RECORDS SUPPLIED below:
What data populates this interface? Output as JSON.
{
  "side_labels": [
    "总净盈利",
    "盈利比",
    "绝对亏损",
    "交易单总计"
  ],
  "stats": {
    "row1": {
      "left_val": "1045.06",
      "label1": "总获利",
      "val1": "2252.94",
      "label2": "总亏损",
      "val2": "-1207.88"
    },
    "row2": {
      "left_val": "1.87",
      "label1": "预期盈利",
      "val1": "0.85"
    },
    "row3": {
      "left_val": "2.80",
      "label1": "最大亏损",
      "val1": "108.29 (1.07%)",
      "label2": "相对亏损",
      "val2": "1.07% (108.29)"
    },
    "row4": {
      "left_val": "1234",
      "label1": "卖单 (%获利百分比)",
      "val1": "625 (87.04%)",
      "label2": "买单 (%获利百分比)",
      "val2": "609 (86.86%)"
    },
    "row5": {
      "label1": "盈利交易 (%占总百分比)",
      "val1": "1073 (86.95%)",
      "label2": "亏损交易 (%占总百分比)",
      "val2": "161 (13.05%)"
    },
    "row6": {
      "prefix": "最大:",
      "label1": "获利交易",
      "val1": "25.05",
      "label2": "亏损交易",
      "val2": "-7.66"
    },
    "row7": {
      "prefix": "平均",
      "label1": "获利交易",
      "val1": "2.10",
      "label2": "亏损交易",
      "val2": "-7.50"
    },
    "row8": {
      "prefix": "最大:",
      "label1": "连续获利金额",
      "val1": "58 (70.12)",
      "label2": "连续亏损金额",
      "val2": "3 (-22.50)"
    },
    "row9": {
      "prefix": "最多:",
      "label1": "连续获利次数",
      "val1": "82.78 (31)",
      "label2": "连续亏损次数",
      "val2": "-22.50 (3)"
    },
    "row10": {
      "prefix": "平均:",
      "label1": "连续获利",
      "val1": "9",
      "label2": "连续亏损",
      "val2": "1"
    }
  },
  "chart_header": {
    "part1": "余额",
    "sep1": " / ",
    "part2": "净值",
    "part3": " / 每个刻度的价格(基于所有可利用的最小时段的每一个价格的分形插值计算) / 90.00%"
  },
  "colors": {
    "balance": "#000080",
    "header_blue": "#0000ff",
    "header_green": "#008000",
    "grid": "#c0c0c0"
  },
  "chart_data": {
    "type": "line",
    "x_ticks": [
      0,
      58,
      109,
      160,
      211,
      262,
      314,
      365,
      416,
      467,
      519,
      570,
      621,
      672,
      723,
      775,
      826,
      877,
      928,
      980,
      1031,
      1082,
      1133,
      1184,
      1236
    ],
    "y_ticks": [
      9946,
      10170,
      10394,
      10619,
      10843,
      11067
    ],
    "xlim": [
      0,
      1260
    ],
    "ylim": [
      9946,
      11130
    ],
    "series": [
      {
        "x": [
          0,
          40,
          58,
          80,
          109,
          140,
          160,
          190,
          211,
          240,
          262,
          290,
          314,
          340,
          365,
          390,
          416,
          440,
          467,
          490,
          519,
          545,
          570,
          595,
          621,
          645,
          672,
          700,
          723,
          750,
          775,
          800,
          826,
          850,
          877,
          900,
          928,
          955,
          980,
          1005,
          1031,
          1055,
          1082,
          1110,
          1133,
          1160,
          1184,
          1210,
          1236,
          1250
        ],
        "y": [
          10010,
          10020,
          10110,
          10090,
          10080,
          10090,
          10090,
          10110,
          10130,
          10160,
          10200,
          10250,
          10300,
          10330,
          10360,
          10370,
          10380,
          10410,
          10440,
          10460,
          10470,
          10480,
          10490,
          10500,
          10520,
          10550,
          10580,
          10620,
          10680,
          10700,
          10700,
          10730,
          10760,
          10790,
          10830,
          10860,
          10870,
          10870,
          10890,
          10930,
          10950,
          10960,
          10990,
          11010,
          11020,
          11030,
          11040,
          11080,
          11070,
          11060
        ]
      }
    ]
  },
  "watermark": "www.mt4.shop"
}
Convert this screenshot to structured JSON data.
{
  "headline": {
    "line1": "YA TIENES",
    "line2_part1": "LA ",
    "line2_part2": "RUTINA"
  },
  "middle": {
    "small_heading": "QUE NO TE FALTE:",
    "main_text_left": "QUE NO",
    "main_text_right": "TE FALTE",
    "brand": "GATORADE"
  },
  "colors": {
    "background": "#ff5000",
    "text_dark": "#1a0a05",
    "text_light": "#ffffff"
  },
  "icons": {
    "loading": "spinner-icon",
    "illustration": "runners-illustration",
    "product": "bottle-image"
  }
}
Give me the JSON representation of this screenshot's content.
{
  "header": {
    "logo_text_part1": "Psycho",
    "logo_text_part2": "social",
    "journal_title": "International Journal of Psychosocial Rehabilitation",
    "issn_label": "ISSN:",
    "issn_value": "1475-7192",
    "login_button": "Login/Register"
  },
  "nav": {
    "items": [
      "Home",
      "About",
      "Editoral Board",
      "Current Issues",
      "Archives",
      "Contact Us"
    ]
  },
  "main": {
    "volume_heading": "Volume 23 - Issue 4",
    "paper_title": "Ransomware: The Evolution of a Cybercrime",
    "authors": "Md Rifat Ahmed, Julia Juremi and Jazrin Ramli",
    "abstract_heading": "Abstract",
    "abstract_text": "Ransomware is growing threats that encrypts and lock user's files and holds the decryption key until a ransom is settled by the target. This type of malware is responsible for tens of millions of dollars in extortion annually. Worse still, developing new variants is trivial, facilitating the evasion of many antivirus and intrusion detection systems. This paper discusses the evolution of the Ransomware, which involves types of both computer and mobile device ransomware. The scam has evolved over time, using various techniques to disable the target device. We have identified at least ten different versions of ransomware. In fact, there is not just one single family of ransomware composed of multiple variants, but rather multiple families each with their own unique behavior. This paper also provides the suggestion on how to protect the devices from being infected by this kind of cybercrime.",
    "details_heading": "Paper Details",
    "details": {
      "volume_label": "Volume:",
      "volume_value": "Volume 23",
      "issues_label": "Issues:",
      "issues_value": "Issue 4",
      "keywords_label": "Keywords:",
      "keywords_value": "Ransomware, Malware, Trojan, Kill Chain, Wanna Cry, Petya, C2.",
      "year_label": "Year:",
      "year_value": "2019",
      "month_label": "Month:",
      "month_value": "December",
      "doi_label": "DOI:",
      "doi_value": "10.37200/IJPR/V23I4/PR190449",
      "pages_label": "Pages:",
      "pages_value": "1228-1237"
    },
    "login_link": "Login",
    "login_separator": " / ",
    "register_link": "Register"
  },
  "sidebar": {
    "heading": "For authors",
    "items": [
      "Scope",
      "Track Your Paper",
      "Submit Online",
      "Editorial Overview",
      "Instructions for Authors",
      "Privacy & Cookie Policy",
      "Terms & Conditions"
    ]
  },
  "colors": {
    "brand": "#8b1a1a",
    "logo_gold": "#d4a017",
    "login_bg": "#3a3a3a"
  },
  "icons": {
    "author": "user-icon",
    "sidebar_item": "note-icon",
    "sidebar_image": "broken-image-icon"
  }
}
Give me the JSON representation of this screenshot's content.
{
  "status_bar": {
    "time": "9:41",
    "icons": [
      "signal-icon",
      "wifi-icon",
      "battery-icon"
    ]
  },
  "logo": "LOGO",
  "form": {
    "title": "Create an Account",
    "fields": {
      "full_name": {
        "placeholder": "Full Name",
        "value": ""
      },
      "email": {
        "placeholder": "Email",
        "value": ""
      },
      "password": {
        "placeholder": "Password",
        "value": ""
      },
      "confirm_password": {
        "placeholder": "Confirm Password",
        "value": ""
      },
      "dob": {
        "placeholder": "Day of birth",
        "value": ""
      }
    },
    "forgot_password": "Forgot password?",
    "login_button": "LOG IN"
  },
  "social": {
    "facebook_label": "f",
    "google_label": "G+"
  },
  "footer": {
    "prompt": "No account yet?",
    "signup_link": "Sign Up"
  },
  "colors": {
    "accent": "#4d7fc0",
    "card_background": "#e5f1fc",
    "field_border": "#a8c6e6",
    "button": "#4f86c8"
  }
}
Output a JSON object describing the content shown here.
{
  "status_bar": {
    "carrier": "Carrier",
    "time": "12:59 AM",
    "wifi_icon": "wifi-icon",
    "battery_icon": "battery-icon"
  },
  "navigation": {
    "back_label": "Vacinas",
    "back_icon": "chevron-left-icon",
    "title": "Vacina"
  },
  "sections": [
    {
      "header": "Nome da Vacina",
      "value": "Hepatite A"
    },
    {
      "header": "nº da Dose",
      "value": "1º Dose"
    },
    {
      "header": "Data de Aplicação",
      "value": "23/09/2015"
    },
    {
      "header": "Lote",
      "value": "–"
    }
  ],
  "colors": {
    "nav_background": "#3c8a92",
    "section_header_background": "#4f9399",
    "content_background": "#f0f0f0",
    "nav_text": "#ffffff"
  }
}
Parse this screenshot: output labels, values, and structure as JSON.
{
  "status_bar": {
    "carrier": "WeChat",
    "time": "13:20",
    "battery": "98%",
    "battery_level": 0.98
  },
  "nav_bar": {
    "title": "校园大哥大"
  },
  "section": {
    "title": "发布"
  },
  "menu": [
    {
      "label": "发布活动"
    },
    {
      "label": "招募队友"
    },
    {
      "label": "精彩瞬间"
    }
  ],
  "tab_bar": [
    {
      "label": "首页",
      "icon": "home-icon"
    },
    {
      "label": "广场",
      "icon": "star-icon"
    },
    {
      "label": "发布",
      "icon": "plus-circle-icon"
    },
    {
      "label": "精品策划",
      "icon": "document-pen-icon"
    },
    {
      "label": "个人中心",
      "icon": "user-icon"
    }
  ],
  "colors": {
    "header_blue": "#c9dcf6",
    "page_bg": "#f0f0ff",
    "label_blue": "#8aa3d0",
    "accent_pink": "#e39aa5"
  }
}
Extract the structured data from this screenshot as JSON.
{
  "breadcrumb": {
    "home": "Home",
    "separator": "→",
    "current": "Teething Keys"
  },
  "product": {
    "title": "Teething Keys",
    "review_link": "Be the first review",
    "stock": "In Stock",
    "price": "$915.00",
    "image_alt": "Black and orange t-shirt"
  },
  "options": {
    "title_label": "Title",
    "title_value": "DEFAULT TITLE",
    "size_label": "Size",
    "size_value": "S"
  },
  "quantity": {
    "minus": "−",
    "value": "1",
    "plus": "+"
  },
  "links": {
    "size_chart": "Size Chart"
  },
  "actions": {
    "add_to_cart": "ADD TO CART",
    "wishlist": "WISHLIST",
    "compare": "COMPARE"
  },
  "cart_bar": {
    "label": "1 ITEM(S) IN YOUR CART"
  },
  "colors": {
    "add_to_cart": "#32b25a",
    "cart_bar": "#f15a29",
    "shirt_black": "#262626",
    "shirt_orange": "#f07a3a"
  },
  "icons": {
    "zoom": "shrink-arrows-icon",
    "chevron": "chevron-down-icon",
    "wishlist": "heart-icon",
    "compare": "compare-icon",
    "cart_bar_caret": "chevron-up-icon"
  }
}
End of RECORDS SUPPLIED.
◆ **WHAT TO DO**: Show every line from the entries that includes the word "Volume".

◆ **SOLUTION TO THIS EXERCISE**:
    "volume_heading": "Volume 23 - Issue 4",
      "volume_label": "Volume:",
      "volume_value": "Volume 23",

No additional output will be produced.